▸ Problem to work on
Copy the entries below exactly; any picture among them should be left out.

[[ Exercise input, beginning ]]

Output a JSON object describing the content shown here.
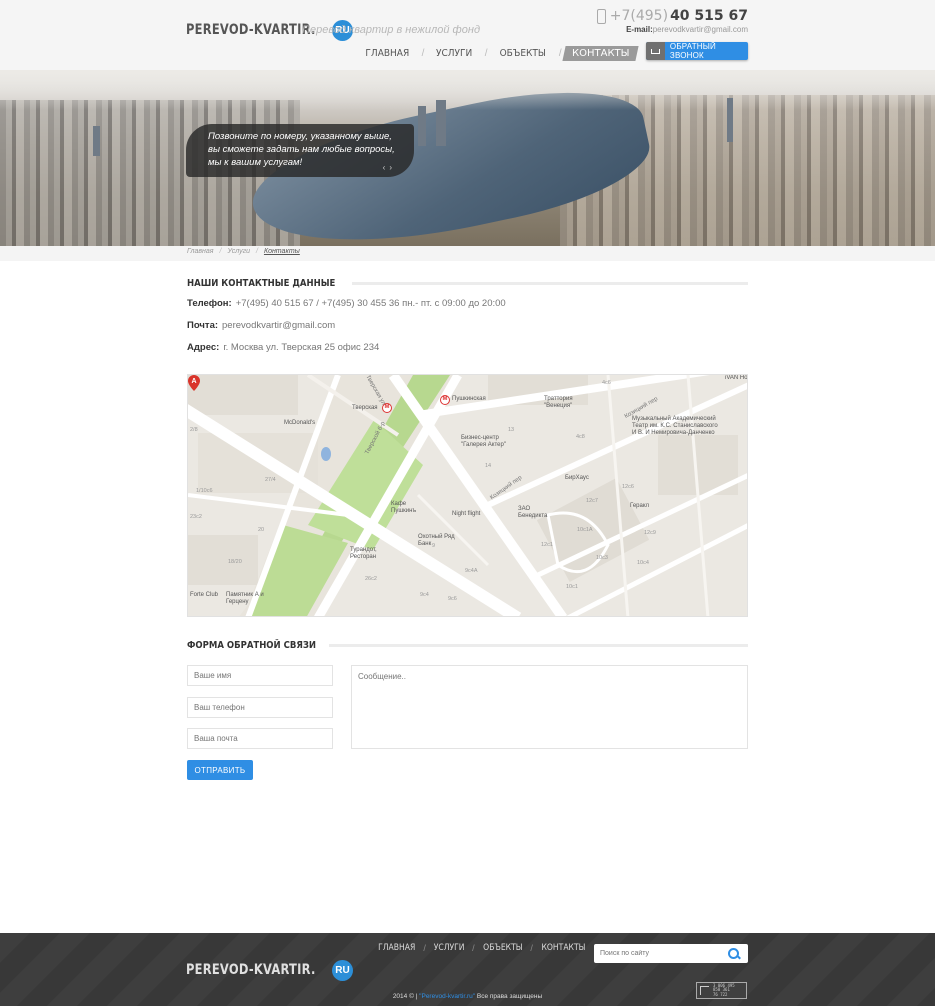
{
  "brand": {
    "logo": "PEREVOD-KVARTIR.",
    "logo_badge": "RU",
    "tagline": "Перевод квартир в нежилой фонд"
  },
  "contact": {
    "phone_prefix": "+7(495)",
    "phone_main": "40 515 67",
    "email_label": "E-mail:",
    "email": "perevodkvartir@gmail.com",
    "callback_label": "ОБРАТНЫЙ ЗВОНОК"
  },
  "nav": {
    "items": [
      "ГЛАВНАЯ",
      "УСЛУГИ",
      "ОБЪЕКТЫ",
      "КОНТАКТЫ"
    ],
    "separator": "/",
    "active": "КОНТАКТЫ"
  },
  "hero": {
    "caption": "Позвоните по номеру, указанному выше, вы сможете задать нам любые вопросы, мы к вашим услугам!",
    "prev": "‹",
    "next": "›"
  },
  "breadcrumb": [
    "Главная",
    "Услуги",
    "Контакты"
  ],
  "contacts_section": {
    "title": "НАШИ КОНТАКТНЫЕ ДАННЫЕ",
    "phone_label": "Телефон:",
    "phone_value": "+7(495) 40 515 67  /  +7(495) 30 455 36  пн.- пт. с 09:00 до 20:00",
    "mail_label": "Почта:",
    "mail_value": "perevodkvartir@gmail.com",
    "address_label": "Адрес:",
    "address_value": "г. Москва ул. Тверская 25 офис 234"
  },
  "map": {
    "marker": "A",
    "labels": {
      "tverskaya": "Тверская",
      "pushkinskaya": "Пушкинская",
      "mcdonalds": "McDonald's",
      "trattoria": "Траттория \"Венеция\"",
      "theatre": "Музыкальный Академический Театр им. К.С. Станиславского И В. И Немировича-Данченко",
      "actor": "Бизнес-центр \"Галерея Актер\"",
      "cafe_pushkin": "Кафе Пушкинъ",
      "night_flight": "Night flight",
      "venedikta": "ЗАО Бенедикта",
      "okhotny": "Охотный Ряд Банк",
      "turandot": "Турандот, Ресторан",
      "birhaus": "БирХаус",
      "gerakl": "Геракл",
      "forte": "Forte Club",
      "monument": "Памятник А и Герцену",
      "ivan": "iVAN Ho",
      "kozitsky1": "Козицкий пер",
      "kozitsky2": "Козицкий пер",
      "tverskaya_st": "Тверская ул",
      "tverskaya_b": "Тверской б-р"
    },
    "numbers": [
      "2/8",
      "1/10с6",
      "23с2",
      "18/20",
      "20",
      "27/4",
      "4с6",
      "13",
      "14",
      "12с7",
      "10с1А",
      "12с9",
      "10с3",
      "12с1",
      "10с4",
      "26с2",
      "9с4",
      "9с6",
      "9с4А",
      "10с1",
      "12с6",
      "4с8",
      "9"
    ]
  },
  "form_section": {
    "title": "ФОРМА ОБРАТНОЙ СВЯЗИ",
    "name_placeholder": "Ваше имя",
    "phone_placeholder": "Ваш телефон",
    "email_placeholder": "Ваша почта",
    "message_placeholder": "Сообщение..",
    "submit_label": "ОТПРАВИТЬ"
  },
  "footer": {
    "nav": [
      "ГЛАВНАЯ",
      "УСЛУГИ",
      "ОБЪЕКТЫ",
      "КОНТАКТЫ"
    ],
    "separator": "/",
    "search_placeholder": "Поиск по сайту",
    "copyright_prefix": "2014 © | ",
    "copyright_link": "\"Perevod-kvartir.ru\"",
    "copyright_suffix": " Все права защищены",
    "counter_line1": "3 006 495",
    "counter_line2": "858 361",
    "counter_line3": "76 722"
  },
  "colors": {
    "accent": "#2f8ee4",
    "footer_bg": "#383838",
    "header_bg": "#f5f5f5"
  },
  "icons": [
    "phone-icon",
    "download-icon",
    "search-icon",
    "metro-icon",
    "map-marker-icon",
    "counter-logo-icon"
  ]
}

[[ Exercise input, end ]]

▸ Written response
Output a JSON object describing the content shown here.
{
  "brand": {
    "logo": "PEREVOD-KVARTIR.",
    "logo_badge": "RU",
    "tagline": "Перевод квартир в нежилой фонд"
  },
  "contact": {
    "phone_prefix": "+7(495)",
    "phone_main": "40 515 67",
    "email_label": "E-mail:",
    "email": "perevodkvartir@gmail.com",
    "callback_label": "ОБРАТНЫЙ ЗВОНОК"
  },
  "nav": {
    "items": [
      "ГЛАВНАЯ",
      "УСЛУГИ",
      "ОБЪЕКТЫ",
      "КОНТАКТЫ"
    ],
    "separator": "/",
    "active": "КОНТАКТЫ"
  },
  "hero": {
    "caption": "Позвоните по номеру, указанному выше, вы сможете задать нам любые вопросы, мы к вашим услугам!",
    "prev": "‹",
    "next": "›"
  },
  "breadcrumb": [
    "Главная",
    "Услуги",
    "Контакты"
  ],
  "contacts_section": {
    "title": "НАШИ КОНТАКТНЫЕ ДАННЫЕ",
    "phone_label": "Телефон:",
    "phone_value": "+7(495) 40 515 67  /  +7(495) 30 455 36  пн.- пт. с 09:00 до 20:00",
    "mail_label": "Почта:",
    "mail_value": "perevodkvartir@gmail.com",
    "address_label": "Адрес:",
    "address_value": "г. Москва ул. Тверская 25 офис 234"
  },
  "map": {
    "marker": "A",
    "labels": {
      "tverskaya": "Тверская",
      "pushkinskaya": "Пушкинская",
      "mcdonalds": "McDonald's",
      "trattoria": "Траттория \"Венеция\"",
      "theatre": "Музыкальный Академический Театр им. К.С. Станиславского И В. И Немировича-Данченко",
      "actor": "Бизнес-центр \"Галерея Актер\"",
      "cafe_pushkin": "Кафе Пушкинъ",
      "night_flight": "Night flight",
      "venedikta": "ЗАО Бенедикта",
      "okhotny": "Охотный Ряд Банк",
      "turandot": "Турандот, Ресторан",
      "birhaus": "БирХаус",
      "gerakl": "Геракл",
      "forte": "Forte Club",
      "monument": "Памятник А и Герцену",
      "ivan": "iVAN Ho",
      "kozitsky1": "Козицкий пер",
      "kozitsky2": "Козицкий пер",
      "tverskaya_st": "Тверская ул",
      "tverskaya_b": "Тверской б-р"
    },
    "numbers": [
      "2/8",
      "1/10с6",
      "23с2",
      "18/20",
      "20",
      "27/4",
      "4с6",
      "13",
      "14",
      "12с7",
      "10с1А",
      "12с9",
      "10с3",
      "12с1",
      "10с4",
      "26с2",
      "9с4",
      "9с6",
      "9с4А",
      "10с1",
      "12с6",
      "4с8",
      "9"
    ]
  },
  "form_section": {
    "title": "ФОРМА ОБРАТНОЙ СВЯЗИ",
    "name_placeholder": "Ваше имя",
    "phone_placeholder": "Ваш телефон",
    "email_placeholder": "Ваша почта",
    "message_placeholder": "Сообщение..",
    "submit_label": "ОТПРАВИТЬ"
  },
  "footer": {
    "nav": [
      "ГЛАВНАЯ",
      "УСЛУГИ",
      "ОБЪЕКТЫ",
      "КОНТАКТЫ"
    ],
    "separator": "/",
    "search_placeholder": "Поиск по сайту",
    "copyright_prefix": "2014 © | ",
    "copyright_link": "\"Perevod-kvartir.ru\"",
    "copyright_suffix": " Все права защищены",
    "counter_line1": "3 006 495",
    "counter_line2": "858 361",
    "counter_line3": "76 722"
  },
  "colors": {
    "accent": "#2f8ee4",
    "footer_bg": "#383838",
    "header_bg": "#f5f5f5"
  },
  "icons": [
    "phone-icon",
    "download-icon",
    "search-icon",
    "metro-icon",
    "map-marker-icon",
    "counter-logo-icon"
  ]
}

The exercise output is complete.